*** Block opens ***

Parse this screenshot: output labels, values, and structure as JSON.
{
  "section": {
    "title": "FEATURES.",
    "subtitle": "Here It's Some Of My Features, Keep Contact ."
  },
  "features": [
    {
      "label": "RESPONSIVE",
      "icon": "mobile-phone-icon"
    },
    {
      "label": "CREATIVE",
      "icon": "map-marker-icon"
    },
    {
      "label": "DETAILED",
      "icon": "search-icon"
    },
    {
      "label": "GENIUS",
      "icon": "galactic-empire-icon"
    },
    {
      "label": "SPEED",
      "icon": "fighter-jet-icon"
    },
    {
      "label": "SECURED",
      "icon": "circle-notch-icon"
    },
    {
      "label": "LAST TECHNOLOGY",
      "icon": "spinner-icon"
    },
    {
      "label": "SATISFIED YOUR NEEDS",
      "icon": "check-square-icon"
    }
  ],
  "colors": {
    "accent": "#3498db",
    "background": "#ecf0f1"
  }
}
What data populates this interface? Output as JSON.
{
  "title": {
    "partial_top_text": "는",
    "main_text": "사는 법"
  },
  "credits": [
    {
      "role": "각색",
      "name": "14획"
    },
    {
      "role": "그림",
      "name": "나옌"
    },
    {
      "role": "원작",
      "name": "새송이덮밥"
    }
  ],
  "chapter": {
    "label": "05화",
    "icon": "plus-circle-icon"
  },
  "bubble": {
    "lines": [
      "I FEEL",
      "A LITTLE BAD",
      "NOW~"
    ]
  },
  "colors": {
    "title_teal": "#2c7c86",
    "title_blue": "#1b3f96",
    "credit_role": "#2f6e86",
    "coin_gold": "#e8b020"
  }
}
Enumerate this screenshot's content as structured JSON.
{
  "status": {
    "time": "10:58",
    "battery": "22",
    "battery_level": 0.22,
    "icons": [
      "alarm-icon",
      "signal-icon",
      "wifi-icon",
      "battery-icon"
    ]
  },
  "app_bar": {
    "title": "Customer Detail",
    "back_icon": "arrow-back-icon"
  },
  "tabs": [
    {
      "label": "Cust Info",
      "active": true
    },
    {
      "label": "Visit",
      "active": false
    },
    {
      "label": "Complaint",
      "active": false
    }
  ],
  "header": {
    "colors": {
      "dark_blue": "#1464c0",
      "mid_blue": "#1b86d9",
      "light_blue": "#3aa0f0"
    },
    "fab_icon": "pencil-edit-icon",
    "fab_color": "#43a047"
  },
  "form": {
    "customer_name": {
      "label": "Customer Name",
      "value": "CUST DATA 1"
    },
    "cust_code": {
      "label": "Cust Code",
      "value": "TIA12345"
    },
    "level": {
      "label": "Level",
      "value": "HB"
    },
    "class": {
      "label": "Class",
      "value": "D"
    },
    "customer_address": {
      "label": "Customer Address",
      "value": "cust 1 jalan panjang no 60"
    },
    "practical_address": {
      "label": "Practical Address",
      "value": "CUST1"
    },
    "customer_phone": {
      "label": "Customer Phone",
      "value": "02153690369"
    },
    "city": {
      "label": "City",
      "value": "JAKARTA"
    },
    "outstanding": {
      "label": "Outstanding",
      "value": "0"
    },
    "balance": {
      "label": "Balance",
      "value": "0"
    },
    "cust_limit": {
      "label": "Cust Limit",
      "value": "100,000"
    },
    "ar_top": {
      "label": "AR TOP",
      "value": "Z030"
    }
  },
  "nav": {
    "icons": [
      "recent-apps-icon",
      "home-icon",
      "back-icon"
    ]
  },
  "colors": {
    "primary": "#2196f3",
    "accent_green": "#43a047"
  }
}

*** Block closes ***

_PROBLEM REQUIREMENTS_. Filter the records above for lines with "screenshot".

_ANSWER SECTION_.
Parse this screenshot: output labels, values, and structure as JSON.
Enumerate this screenshot's content as structured JSON.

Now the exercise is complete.